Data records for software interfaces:
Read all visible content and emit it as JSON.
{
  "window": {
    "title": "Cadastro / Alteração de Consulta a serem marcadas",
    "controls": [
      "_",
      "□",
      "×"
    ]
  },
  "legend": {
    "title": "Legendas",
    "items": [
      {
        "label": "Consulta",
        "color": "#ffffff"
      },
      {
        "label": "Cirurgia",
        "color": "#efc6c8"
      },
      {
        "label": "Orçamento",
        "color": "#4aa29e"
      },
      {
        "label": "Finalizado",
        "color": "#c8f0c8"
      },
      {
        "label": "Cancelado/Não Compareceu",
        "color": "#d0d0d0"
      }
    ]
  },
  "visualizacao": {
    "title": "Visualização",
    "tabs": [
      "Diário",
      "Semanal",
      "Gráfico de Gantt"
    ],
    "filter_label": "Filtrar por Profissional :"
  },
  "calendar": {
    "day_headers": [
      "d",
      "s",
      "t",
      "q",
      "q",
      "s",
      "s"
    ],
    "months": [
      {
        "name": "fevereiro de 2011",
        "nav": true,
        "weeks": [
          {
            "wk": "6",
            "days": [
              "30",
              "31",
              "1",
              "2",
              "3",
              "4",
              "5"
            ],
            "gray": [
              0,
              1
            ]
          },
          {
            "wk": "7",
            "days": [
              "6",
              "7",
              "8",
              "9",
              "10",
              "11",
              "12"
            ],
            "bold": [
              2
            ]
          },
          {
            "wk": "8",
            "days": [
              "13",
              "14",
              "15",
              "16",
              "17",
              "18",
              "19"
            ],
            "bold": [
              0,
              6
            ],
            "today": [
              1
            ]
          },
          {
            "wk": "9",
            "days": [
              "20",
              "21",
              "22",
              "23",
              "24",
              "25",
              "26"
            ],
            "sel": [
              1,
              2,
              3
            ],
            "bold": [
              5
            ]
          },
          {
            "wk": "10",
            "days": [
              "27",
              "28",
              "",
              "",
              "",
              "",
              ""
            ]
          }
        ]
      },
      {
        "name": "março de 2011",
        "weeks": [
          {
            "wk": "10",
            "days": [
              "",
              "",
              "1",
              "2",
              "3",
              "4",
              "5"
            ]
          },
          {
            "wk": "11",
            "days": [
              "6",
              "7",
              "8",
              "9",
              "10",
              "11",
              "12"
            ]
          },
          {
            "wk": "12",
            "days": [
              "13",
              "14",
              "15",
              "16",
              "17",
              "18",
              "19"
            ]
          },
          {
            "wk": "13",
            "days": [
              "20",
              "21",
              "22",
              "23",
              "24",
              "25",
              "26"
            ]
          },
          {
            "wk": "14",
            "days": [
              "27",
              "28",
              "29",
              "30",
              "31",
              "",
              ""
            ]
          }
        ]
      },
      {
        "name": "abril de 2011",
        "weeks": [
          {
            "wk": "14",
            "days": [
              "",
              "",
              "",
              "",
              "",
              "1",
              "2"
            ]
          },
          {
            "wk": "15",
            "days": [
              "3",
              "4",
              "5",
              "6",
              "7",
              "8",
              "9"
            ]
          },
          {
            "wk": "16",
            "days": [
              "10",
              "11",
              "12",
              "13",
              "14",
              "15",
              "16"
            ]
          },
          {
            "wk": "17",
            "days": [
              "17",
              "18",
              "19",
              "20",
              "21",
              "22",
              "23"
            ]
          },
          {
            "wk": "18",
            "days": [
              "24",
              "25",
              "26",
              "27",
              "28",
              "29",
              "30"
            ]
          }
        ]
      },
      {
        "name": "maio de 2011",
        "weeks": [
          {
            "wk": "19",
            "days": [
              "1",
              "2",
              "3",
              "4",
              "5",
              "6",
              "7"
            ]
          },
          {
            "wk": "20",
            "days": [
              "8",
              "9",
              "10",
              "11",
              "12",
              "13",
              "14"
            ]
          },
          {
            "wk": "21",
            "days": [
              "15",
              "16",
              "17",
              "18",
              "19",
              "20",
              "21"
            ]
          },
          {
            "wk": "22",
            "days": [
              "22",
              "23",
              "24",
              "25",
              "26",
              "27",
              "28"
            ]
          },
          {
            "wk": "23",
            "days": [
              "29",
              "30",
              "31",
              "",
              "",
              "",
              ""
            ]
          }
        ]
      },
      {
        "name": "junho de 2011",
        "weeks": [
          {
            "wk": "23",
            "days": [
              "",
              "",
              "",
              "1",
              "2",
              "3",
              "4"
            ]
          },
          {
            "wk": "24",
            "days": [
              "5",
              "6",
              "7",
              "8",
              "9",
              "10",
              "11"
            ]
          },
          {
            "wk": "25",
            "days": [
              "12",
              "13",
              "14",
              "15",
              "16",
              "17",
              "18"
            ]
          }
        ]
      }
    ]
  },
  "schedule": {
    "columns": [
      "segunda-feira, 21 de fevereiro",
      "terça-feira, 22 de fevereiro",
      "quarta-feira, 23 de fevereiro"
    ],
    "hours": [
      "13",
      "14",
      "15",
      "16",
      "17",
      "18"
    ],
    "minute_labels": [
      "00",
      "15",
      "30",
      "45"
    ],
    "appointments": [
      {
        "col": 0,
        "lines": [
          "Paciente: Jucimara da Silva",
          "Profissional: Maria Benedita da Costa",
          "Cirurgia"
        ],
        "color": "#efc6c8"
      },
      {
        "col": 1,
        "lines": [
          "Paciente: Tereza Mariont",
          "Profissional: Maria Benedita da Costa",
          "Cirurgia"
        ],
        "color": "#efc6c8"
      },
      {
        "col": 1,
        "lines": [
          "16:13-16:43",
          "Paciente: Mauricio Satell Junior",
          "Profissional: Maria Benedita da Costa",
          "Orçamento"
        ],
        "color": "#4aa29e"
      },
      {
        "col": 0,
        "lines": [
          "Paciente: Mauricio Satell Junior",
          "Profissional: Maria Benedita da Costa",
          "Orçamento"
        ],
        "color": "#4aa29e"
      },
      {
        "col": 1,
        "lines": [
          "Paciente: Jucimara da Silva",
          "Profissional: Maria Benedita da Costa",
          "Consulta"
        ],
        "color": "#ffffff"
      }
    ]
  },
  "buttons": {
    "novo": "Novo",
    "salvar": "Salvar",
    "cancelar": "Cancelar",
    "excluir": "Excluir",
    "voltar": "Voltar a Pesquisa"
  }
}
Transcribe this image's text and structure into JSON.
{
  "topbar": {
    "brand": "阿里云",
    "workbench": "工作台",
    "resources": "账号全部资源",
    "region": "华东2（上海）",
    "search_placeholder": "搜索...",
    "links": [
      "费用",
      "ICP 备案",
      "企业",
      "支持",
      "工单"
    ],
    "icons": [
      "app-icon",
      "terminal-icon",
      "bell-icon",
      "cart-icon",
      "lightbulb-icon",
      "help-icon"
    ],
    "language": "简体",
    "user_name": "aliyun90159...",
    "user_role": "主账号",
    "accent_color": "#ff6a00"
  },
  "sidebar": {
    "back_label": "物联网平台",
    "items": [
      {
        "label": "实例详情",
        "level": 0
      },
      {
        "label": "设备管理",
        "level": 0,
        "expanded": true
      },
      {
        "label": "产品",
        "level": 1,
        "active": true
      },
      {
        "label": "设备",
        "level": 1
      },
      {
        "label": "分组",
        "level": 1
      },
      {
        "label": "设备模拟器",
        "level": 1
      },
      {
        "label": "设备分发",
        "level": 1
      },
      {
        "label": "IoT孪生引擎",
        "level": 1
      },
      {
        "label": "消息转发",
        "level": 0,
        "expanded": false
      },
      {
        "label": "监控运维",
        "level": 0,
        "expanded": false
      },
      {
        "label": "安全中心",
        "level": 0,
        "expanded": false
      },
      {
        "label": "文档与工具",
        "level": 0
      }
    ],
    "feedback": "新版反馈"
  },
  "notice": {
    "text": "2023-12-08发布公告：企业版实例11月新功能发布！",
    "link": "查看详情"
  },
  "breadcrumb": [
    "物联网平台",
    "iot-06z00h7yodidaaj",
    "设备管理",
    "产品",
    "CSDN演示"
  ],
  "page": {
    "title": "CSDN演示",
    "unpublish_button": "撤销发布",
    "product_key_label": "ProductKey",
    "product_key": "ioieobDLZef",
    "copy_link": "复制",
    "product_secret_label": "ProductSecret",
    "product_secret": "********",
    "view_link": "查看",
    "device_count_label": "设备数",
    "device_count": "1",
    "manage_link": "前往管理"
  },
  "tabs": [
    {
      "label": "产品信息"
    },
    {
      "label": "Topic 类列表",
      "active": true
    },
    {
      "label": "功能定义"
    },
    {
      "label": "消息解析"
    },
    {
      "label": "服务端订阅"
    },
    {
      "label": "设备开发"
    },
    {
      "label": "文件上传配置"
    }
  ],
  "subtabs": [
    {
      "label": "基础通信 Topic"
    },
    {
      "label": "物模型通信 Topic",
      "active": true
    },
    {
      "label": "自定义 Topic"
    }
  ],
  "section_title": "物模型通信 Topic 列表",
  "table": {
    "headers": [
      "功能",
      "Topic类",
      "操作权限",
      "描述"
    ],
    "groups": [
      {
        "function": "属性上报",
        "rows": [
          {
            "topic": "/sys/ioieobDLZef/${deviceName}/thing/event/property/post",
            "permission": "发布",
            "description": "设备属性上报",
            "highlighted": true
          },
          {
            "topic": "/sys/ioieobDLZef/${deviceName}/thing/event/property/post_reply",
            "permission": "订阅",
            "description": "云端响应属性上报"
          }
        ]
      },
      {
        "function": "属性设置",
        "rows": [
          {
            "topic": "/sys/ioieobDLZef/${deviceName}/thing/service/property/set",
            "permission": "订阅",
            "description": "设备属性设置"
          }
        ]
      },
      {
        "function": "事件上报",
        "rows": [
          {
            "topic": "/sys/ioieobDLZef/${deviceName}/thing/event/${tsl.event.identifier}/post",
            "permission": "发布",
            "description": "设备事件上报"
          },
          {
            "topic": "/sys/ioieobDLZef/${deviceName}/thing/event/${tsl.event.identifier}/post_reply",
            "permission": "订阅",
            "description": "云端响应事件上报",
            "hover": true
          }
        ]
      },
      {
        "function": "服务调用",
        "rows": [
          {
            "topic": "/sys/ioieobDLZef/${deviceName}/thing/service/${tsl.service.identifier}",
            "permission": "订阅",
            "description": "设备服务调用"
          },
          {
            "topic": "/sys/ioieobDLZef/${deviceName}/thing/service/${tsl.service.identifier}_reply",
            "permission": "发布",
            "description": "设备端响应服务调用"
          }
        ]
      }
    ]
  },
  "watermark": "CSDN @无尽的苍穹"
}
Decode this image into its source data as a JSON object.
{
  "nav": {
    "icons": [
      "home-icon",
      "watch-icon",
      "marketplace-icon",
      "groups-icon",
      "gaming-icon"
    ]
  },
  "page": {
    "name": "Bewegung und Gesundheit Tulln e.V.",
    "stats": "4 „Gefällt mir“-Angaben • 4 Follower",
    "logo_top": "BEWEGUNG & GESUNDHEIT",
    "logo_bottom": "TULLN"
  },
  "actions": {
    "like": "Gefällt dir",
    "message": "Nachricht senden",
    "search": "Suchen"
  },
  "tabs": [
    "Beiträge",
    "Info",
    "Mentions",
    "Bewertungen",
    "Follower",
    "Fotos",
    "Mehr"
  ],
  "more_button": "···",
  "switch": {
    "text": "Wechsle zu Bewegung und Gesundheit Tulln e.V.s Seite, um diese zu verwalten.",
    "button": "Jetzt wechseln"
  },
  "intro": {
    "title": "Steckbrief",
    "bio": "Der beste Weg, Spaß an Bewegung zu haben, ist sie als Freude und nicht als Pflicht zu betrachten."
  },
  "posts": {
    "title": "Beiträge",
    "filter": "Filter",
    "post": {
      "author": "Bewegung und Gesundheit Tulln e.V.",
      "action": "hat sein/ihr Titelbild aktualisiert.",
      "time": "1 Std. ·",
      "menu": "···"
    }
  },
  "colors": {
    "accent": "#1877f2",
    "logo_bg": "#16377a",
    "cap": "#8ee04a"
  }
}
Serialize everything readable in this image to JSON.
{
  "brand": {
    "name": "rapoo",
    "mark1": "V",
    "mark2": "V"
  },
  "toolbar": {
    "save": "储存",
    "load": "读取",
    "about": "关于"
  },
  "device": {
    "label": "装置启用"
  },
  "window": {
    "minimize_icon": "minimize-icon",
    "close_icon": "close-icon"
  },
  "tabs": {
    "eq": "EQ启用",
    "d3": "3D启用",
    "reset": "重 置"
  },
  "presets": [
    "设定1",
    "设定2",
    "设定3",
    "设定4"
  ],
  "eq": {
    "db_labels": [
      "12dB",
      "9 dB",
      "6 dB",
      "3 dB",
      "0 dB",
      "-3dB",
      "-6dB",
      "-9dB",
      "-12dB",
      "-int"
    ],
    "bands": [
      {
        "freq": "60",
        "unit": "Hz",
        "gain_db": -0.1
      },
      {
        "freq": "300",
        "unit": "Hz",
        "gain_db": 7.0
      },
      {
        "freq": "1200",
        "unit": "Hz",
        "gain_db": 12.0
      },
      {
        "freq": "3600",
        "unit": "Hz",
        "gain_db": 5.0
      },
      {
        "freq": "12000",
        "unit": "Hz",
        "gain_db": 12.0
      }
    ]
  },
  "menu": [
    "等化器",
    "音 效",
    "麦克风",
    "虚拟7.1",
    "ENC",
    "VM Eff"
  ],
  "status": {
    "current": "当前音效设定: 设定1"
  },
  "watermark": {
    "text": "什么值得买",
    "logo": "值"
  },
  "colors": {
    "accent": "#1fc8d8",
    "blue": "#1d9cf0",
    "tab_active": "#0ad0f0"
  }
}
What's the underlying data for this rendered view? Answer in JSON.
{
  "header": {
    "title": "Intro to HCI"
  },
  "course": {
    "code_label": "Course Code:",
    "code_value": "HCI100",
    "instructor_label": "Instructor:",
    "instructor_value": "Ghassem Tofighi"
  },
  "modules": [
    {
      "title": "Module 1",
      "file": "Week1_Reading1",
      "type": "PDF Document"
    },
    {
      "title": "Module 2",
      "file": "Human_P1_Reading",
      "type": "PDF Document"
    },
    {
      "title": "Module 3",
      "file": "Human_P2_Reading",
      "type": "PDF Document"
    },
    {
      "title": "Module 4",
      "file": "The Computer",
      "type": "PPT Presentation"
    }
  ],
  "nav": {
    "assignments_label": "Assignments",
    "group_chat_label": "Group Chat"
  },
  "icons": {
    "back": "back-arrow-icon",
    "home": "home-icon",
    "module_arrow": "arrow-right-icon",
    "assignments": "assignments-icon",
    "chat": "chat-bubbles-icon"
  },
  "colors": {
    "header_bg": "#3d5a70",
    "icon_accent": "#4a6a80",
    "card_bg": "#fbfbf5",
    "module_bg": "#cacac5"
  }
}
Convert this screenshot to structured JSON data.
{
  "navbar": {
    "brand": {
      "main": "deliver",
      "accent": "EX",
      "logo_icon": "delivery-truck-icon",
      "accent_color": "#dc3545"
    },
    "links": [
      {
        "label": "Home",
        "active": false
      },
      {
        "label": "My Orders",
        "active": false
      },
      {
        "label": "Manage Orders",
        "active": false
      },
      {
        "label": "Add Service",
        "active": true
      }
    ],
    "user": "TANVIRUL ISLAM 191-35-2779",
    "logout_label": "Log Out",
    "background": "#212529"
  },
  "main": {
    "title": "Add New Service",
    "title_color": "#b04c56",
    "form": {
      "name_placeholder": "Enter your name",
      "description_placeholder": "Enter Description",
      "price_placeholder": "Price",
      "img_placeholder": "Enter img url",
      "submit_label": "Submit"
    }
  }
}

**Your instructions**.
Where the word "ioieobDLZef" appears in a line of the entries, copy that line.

**Result of the task**.
    "product_key": "ioieobDLZef",
            "topic": "/sys/ioieobDLZef/${deviceName}/thing/event/property/post",
            "topic": "/sys/ioieobDLZef/${deviceName}/thing/event/property/post_reply",
            "topic": "/sys/ioieobDLZef/${deviceName}/thing/service/property/set",
            "topic": "/sys/ioieobDLZef/${deviceName}/thing/event/${tsl.event.identifier}/post",
            "topic": "/sys/ioieobDLZef/${deviceName}/thing/event/${tsl.event.identifier}/post_reply",
            "topic": "/sys/ioieobDLZef/${deviceName}/thing/service/${tsl.service.identifier}",
            "topic": "/sys/ioieobDLZef/${deviceName}/thing/service/${tsl.service.identifier}_reply",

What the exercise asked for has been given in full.